*** Opening Materials provided ***

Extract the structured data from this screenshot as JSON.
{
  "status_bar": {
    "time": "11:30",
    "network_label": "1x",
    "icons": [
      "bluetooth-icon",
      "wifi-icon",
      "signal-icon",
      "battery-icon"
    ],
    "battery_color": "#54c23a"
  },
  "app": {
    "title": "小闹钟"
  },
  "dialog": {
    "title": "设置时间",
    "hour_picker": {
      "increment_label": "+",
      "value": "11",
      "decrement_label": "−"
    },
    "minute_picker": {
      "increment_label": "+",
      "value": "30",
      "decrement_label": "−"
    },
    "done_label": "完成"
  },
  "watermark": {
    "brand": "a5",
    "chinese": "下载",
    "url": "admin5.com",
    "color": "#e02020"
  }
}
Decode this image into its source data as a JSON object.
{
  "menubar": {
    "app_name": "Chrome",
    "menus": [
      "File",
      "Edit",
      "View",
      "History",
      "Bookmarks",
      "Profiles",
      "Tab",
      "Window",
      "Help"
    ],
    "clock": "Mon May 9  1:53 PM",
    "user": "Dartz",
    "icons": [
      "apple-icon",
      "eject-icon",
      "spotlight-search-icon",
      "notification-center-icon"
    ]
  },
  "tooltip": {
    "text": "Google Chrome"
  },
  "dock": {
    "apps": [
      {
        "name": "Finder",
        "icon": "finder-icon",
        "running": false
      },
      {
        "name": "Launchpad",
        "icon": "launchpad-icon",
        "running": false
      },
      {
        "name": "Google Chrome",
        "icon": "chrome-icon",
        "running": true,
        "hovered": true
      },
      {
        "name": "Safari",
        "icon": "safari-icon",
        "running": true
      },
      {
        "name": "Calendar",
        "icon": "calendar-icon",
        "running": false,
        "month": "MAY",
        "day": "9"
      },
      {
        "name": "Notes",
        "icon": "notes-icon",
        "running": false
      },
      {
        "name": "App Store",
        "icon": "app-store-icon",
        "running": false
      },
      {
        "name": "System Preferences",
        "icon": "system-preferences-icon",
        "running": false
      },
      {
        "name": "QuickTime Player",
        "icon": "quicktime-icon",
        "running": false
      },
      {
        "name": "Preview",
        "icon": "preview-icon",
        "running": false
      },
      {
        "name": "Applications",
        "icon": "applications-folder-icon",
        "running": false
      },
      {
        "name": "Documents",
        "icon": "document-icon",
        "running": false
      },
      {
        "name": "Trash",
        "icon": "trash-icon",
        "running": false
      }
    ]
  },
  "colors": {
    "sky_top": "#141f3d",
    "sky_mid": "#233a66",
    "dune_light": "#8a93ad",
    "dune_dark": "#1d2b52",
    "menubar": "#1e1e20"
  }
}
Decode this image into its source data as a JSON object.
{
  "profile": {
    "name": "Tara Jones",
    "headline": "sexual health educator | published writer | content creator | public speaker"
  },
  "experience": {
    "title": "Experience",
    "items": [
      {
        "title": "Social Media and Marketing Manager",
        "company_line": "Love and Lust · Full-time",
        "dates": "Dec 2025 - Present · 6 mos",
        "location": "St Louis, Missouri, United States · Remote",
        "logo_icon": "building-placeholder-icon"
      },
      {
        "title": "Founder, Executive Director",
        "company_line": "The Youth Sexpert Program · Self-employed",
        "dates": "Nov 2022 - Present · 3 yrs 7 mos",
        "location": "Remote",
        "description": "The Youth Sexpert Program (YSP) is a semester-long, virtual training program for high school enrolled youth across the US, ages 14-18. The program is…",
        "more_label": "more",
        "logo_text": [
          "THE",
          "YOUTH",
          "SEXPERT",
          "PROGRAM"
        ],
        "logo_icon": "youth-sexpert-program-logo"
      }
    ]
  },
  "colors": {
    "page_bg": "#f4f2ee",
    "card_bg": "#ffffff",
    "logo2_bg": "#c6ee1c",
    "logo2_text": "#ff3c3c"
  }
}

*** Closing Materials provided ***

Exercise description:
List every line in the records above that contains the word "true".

Completed exercise:
        "running": true,
        "hovered": true
        "running": true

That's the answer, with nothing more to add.